- AIM OF THE EXERCISE -
Leave out the pictures and copy each record below exactly.

- RECORD SET -
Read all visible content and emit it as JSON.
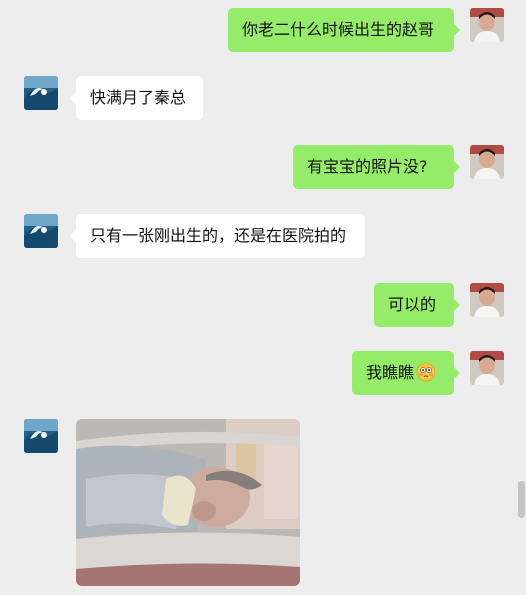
{
  "chat": {
    "messages": [
      {
        "side": "right",
        "text": "你老二什么时候出生的赵哥"
      },
      {
        "side": "left",
        "text": "快满月了秦总"
      },
      {
        "side": "right",
        "text": "有宝宝的照片没?"
      },
      {
        "side": "left",
        "text": "只有一张刚出生的，还是在医院拍的"
      },
      {
        "side": "right",
        "text": "可以的"
      },
      {
        "side": "right",
        "text": "我瞧瞧",
        "emoji": "flushed-face-emoji"
      },
      {
        "side": "left",
        "type": "image",
        "image": "newborn-baby-photo"
      }
    ]
  },
  "colors": {
    "background": "#ededed",
    "sent_bubble": "#95ec69",
    "received_bubble": "#ffffff"
  }
}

- ANSWER SECTION -
Read all visible content and emit it as JSON.
{
  "chat": {
    "messages": [
      {
        "side": "right",
        "text": "你老二什么时候出生的赵哥"
      },
      {
        "side": "left",
        "text": "快满月了秦总"
      },
      {
        "side": "right",
        "text": "有宝宝的照片没?"
      },
      {
        "side": "left",
        "text": "只有一张刚出生的，还是在医院拍的"
      },
      {
        "side": "right",
        "text": "可以的"
      },
      {
        "side": "right",
        "text": "我瞧瞧",
        "emoji": "flushed-face-emoji"
      },
      {
        "side": "left",
        "type": "image",
        "image": "newborn-baby-photo"
      }
    ]
  },
  "colors": {
    "background": "#ededed",
    "sent_bubble": "#95ec69",
    "received_bubble": "#ffffff"
  }
}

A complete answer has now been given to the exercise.